Among the compositions played that was particularly unique for a recorder concert was the jazzy "Kadanza" by the contemporary Dutch composer Willem Wander van Nieuwkerk. This energetic piece that features a percolating beat expresses what is new and old in recorder music, making it a perfect choice for the work that followed.
"Trio sonata in F (after organ trio in C)" by J. S. Bach, the second concert selection, showcased O'Brien playing the contrabass, an instrument that adds depth in the way an organ might. Because this instrument is so large, there is a delay between delivery of the musician's breath and sound production. So part of the pleasure in hearing this lyrically soothing three-movement work was watching O'Brien make the contrabass speak.
Three short Renaissance pieces--the pastoral "In mijnen zin" by Alexander Agricola, the breathy song-like "Helas mon bien" by Jacob Obrecht, and the stately air "Tander naken" by Henry VIII--followed and lead beautifully into the dance composition "Canarios" by Gaspar Sanz. Sanz wrote "Canarios" for classical guitar and Roy Sansom and Héloïse Degrugillier coordinated the composition for recorders, including additions of original divisions (rapid scale-like passages that connect notes of the melody) written by Degrugillier.
After an intermission, the selection turned to two playful compositions from the Middle Ages: "Una pantera" by Johanes Ciconia and "Par maintes foy" by Jehan Vaillant. The latter piece, which featured sopraninos to capture the birds depicted in this spritely work, was introduced by O'Brien with a engaging dramatic reading of an accompanying text.

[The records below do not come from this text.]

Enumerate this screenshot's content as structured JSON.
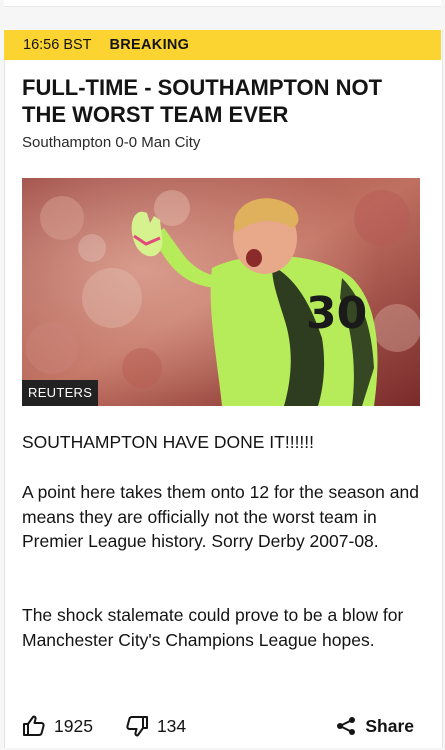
{
  "post": {
    "time": "16:56 BST",
    "tag": "BREAKING",
    "headline": "FULL-TIME - SOUTHAMPTON NOT THE WORST TEAM EVER",
    "subhead": "Southampton 0-0 Man City",
    "image": {
      "credit": "REUTERS",
      "shirt_number": "30"
    },
    "paragraphs": [
      "SOUTHAMPTON HAVE DONE IT!!!!!!",
      "A point here takes them onto 12 for the season and means they are officially not the worst team in Premier League history. Sorry Derby 2007-08.",
      "The shock stalemate could prove to be a blow for Manchester City's Champions League hopes."
    ]
  },
  "reactions": {
    "like_icon": "thumbs-up-icon",
    "likes": "1925",
    "dislike_icon": "thumbs-down-icon",
    "dislikes": "134",
    "share_icon": "share-icon",
    "share_label": "Share"
  },
  "colors": {
    "breaking_banner": "#fbd431",
    "text": "#141414",
    "kit": "#b6ec5a"
  }
}
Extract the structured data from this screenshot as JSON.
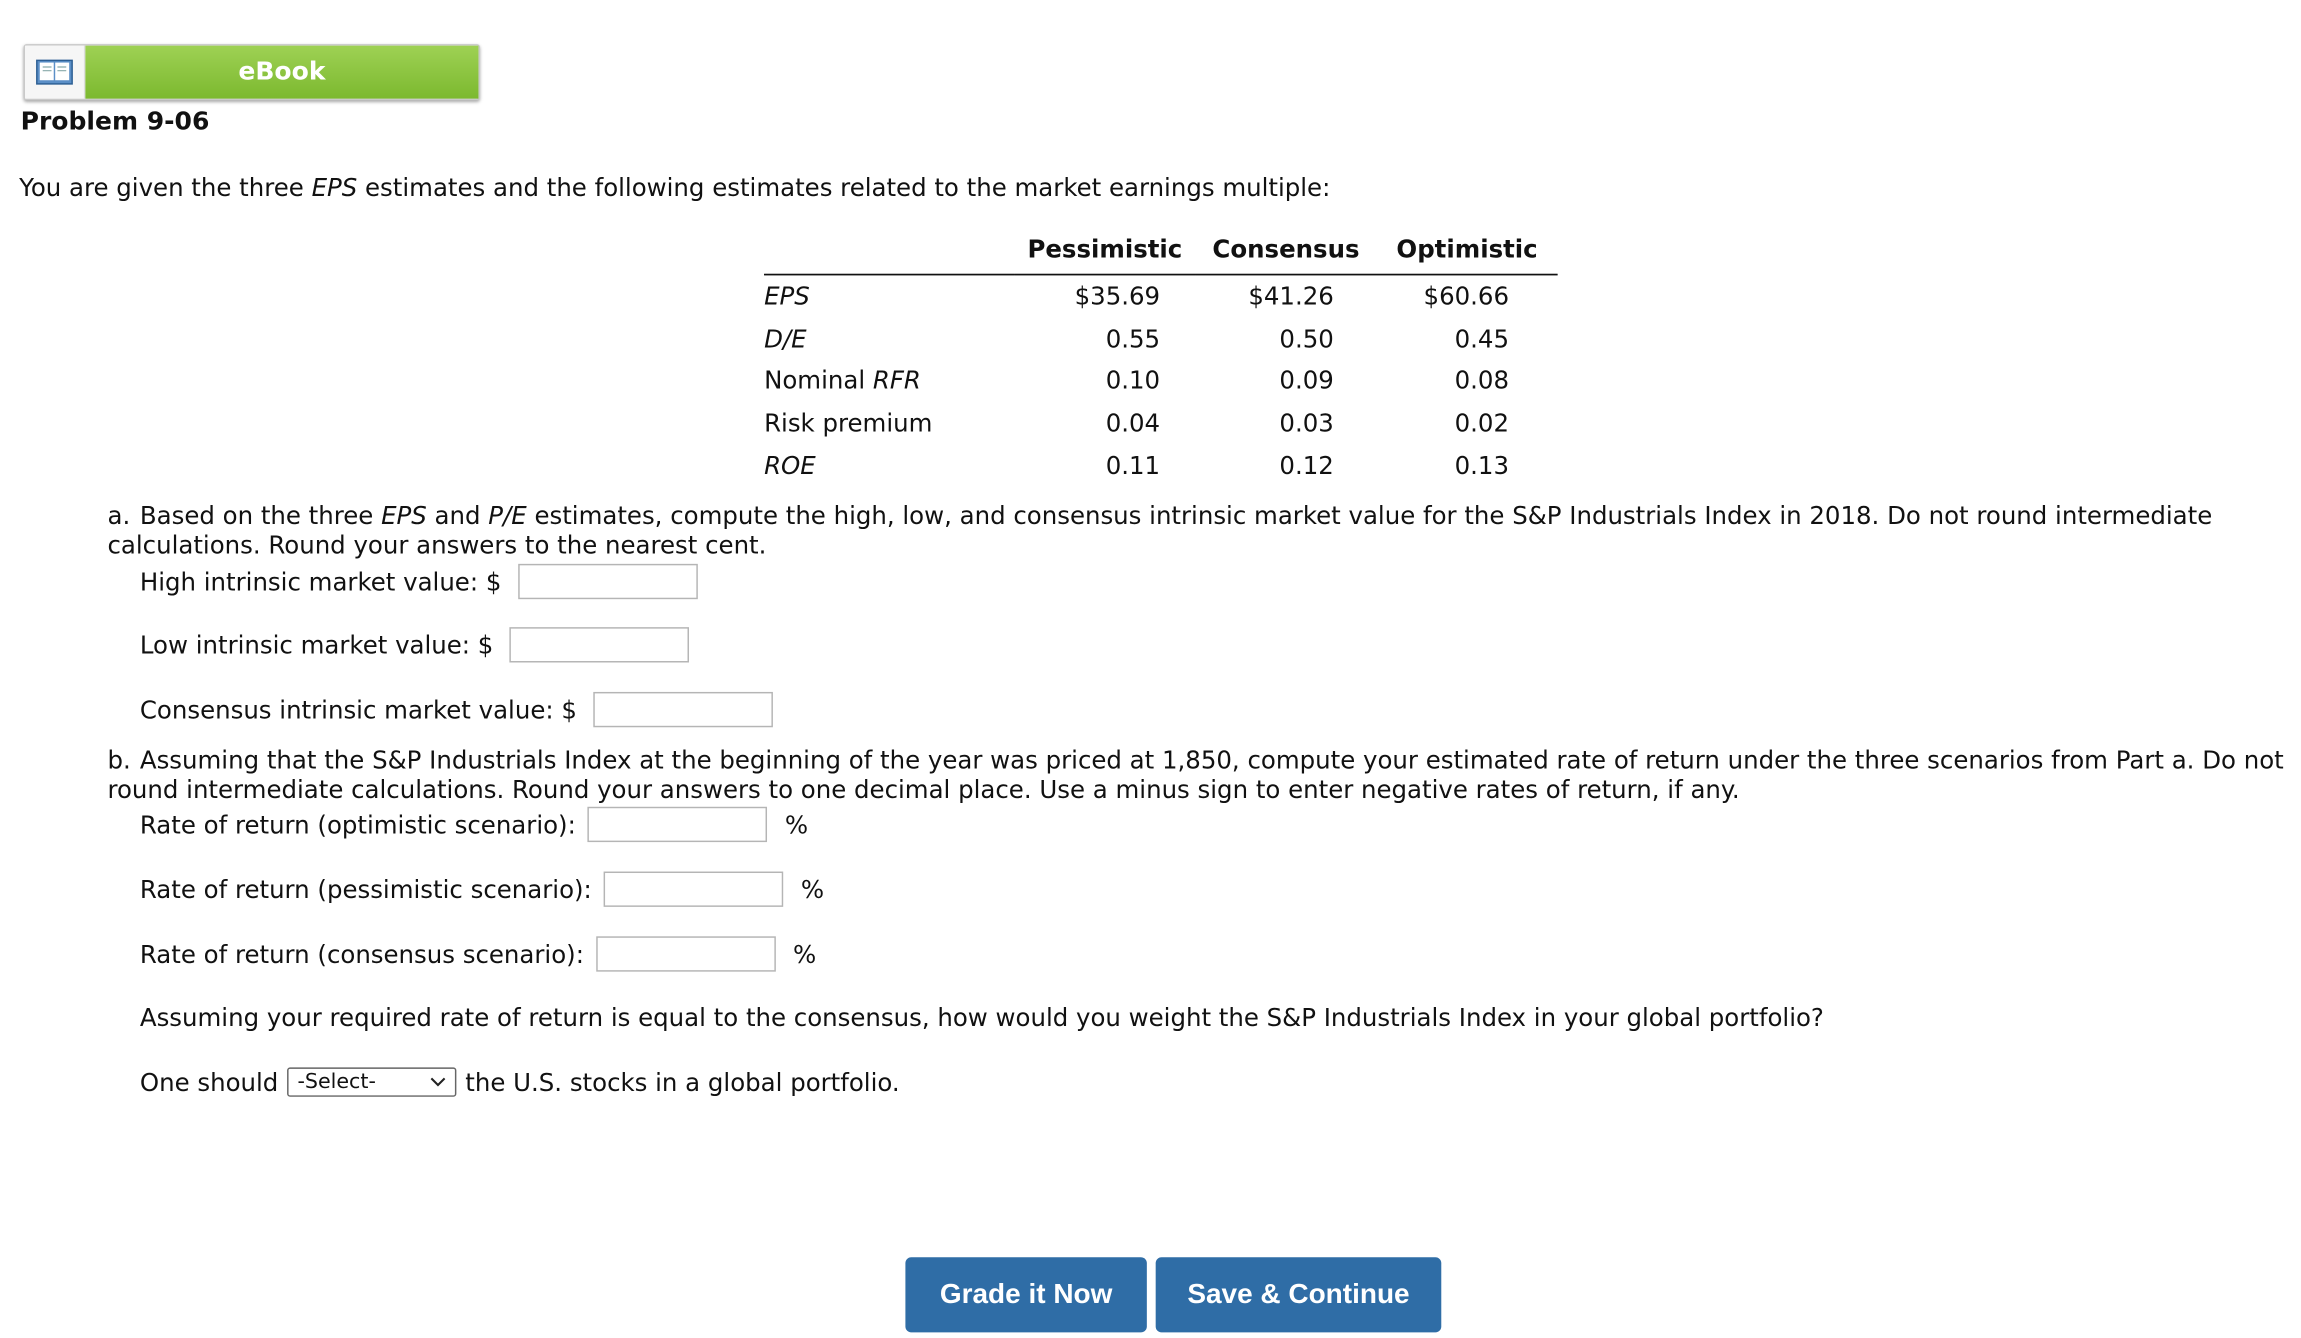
{
  "ebook": {
    "label": "eBook",
    "icon": "open-book-icon"
  },
  "problem": {
    "title": "Problem 9-06"
  },
  "intro": {
    "before": "You are given the three ",
    "term": "EPS",
    "after": " estimates and the following estimates related to the market earnings multiple:"
  },
  "table": {
    "headers": [
      "Pessimistic",
      "Consensus",
      "Optimistic"
    ],
    "rows": [
      {
        "label_pre": "",
        "label_em": "EPS",
        "values": [
          "$35.69",
          "$41.26",
          "$60.66"
        ]
      },
      {
        "label_pre": "",
        "label_em": "D/E",
        "values": [
          "0.55",
          "0.50",
          "0.45"
        ]
      },
      {
        "label_pre": "Nominal ",
        "label_em": "RFR",
        "values": [
          "0.10",
          "0.09",
          "0.08"
        ]
      },
      {
        "label_pre": "Risk premium",
        "label_em": "",
        "values": [
          "0.04",
          "0.03",
          "0.02"
        ]
      },
      {
        "label_pre": "",
        "label_em": "ROE",
        "values": [
          "0.11",
          "0.12",
          "0.13"
        ]
      }
    ]
  },
  "part_a": {
    "letter": "a.",
    "text_1": "Based on the three ",
    "em_1": "EPS",
    "text_2": " and ",
    "em_2": "P/E",
    "text_3": " estimates, compute the high, low, and consensus intrinsic market value for the S&P Industrials Index in 2018. Do not round intermediate calculations. Round your answers to the nearest cent.",
    "high_label": "High intrinsic market value: $",
    "low_label": "Low intrinsic market value: $",
    "consensus_label": "Consensus intrinsic market value: $"
  },
  "part_b": {
    "letter": "b.",
    "text": "Assuming that the S&P Industrials Index at the beginning of the year was priced at 1,850, compute your estimated rate of return under the three scenarios from Part a. Do not round intermediate calculations. Round your answers to one decimal place. Use a minus sign to enter negative rates of return, if any.",
    "optimistic_label": "Rate of return (optimistic scenario):",
    "pessimistic_label": "Rate of return (pessimistic scenario):",
    "consensus_label": "Rate of return (consensus scenario):",
    "percent": "%",
    "weight_question": "Assuming your required rate of return is equal to the consensus, how would you weight the S&P Industrials Index in your global portfolio?",
    "should_pre": "One should",
    "select_value": "-Select-",
    "should_post": "the U.S. stocks in a global portfolio."
  },
  "buttons": {
    "grade": "Grade it Now",
    "save": "Save & Continue"
  },
  "colors": {
    "ebook_green": "#7cb92f",
    "button_blue": "#2f6da6"
  }
}
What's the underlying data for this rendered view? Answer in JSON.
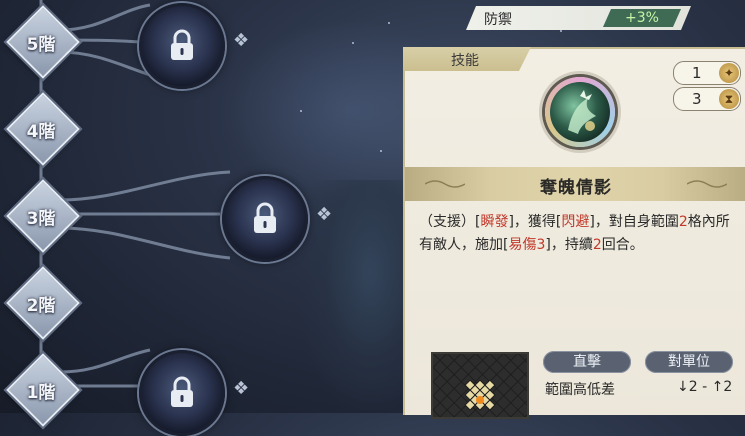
{
  "tree": {
    "tiers": [
      "5階",
      "4階",
      "3階",
      "2階",
      "1階"
    ]
  },
  "stat": {
    "name": "防禦",
    "value": "+3%"
  },
  "panel": {
    "tab": "技能",
    "cost": "1",
    "cooldown": "3",
    "skill_name": "奪魄倩影",
    "desc": {
      "t1": "（支援）[",
      "h1": "瞬發",
      "t2": "]，獲得[",
      "h2": "閃避",
      "t3": "]，對自身範圍",
      "n1": "2",
      "t4": "格內所有敵人，施加[",
      "h3": "易傷3",
      "t5": "]，持續",
      "n2": "2",
      "t6": "回合。"
    },
    "tag_attack": "直擊",
    "tag_target": "對單位",
    "range_label": "範圍高低差",
    "range_value": "↓2 - ↑2"
  },
  "colors": {
    "highlight": "#c0392b",
    "stat_green": "#3f6b55"
  }
}
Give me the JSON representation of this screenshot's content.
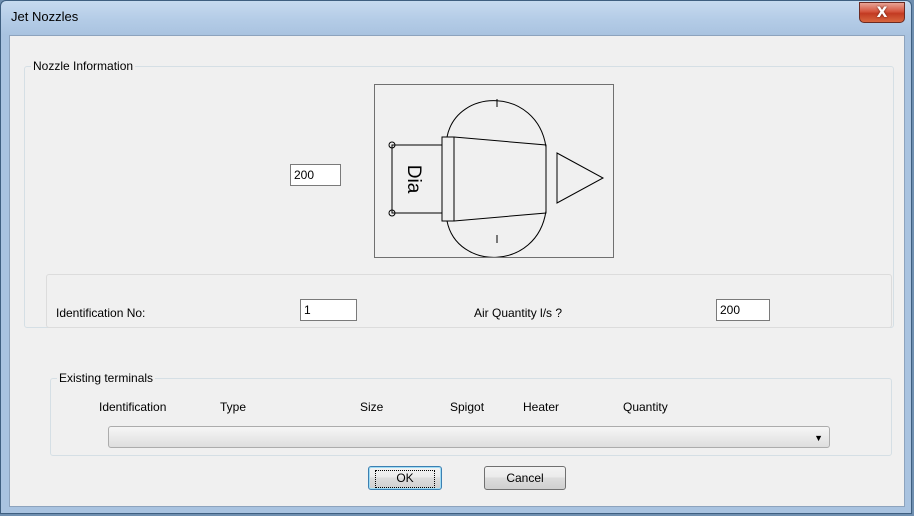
{
  "window": {
    "title": "Jet Nozzles",
    "close_glyph": "X",
    "close_icon": "close-icon"
  },
  "nozzle_info": {
    "group_label": "Nozzle Information",
    "diameter_value": "200",
    "diagram_label": "Dia",
    "identification_label": "Identification No:",
    "identification_value": "1",
    "air_quantity_label": "Air Quantity l/s ?",
    "air_quantity_value": "200"
  },
  "existing_terminals": {
    "group_label": "Existing terminals",
    "columns": [
      "Identification",
      "Type",
      "Size",
      "Spigot",
      "Heater",
      "Quantity"
    ],
    "selected_value": ""
  },
  "buttons": {
    "ok_label": "OK",
    "cancel_label": "Cancel"
  },
  "colors": {
    "titlebar": "#b3cbe6",
    "close": "#c9452c",
    "dialog": "#f0f0f0"
  }
}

Two ambitious and serious works--"Abendkonzert" by Modernist Paul Hindemith and "Trio" by baroque composer C. P. E. Bach--bookended four fantasias by Renaissance composers Edward Blankes ("Fantasie VI"), William Byrd ("Fantasia a 3"), Olando Gibbons ("Fantasia I and II"), and John Bull ("Fantasia") to complete a thorough exploration of musical periods.
Three Part Fugue based in Boston is an ensemble with multi-talented members who demonstrated through their program selections and performance the intelligent care and passion they each bring to the recorder as an instrument that can stand on its own for entire concert. Capital Early Music is to be commended for bringing them to the Washington, DC area and attracting a large appreciative audience.
In Ellen Steinbaum's poem "Visitation," the reader experiences an ensemble of voices, where the form using indented lines encourages two different ways of reading the poem until the last two stanzas that counter demand to unite into one voice in a call to join two people romantically. This is much like what one experiences in hearing the different players on instruments with varying tonal range in a chamber group like Three Part Fugue.
I saw the wings first.
.............We were in his kitchen cooking
.............onion soup, a recipe we had each
.............made before, alone. He was slicing
.............onions. I stirred stock, tried to remember
.............where he keeps the skimmer, and
I saw it, an enormous
folding in of wings, dark grey and brown and
startling white against the
.............Carmen had just sung
.............l'amour est un oiseau rebelle.
.............I called him to the window and
.............we stood together long unmoving minutes,
.............willing it to stay.
It was a red-tailed hawk, we later learned by
matching pictures--shape of head and
dangerous beak, size and color, spread of wings.
Later, too, we heard online
the call it might have made
.............though it made none, only stared
.............into us with animal knowing while
.............we held our breath. The hawk, less
impressed, had seen our kind before, watched
for moving food then tired of us,
by Ellen Steinbaum
from Brightness Falls
Copyright © 2013 Ellen Steinbaum
Photo byJulie O'Brien shows from left to right Emily O'Brien with contrabass recorder, Roy Sansom with tenor recorder, Héloïse Degrugillier with a base recorder